Once the current in the coils have reached their desired level, a voltage drop no longer occurs across the coils and current is no longer supplied to the auxiliary heater. The power to the control heater 31 is stopped and the power supply connection across the series connected coils removed. Persistent current flows through the loop comprising the superconducting coils and the superconducting switch.
When a quench occurs in any of the superconductive coils, the resistance in the quenched coil rises rapidly and a substantial portion of the steady state current is diverted into the shunt resistor section that is in parallel with the quenched coil. A fraction of this current is also shunted through a tapped section of the auxiliary heater of the superconducting switch. The values of the tapped auxiliary heater sections are chosen such that the superconductive switch is forced to go normal due to the current flow in one of the tapped sections. When the superconductive switch goes normal, current flow in all the coils decreases and the power dissipation is distributed among the shunt resistors and shared by the superconductive switch and thus the magnetic field energy is relatively uniformly distributed among the several shunt resistor sections without the necessity of thermal conduction between the shunt resistors. There will be a minimum value of initial current for which the superconducting switch will go normal but at this minimum current level the energy to be dissipated by the shunt resistor in parallel with the quenched coil is also low.
The foregoing has described a superconductive circuit for controlling quench events which reduces the heating of the parallel shunt resistor of a quenched coil when a quench occurs.

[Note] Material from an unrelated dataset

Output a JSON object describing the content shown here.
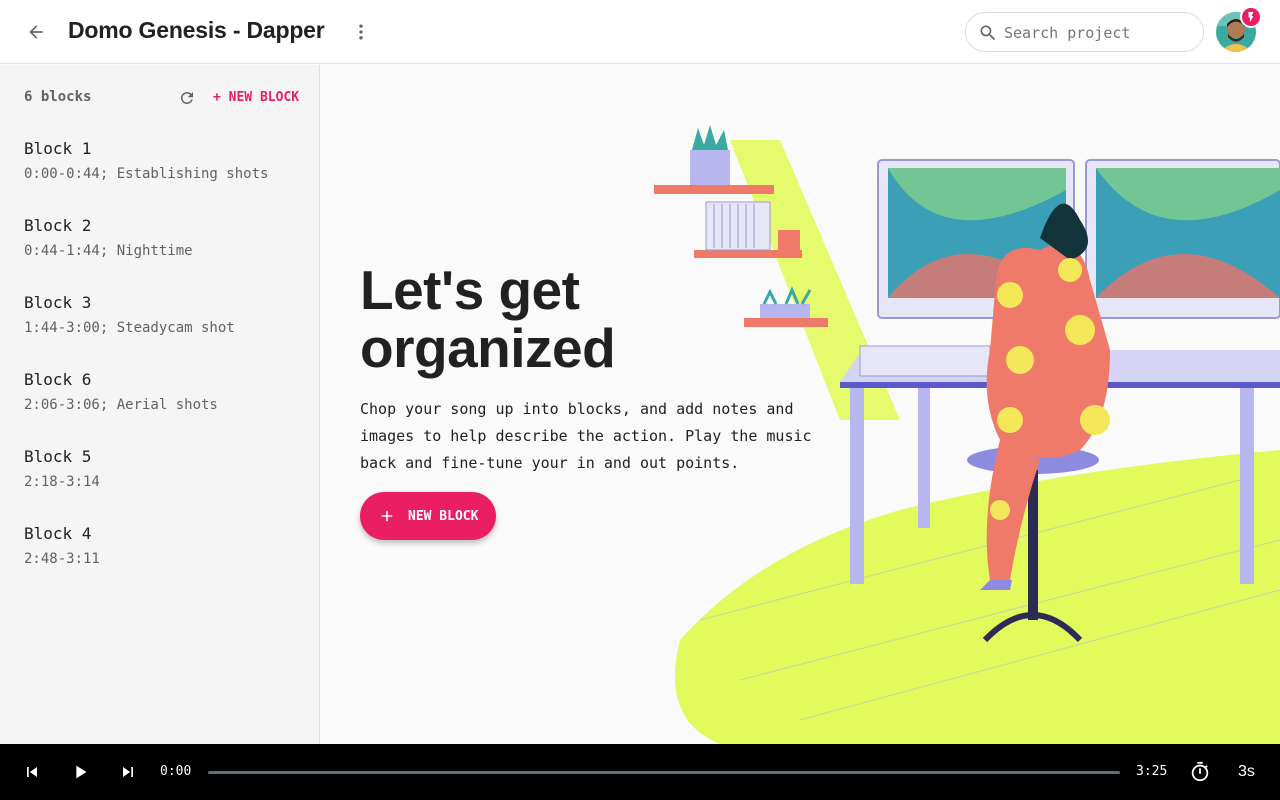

While the invention has been described with respect to a preferred embodiment thereof, it will be apparent that certain modification and changes can be made without departing from the spirit and the scope of the invention. It is therefore to be understood that the appended claims are intended to cover all such modifications and changes as fall within the true spirit of the invention.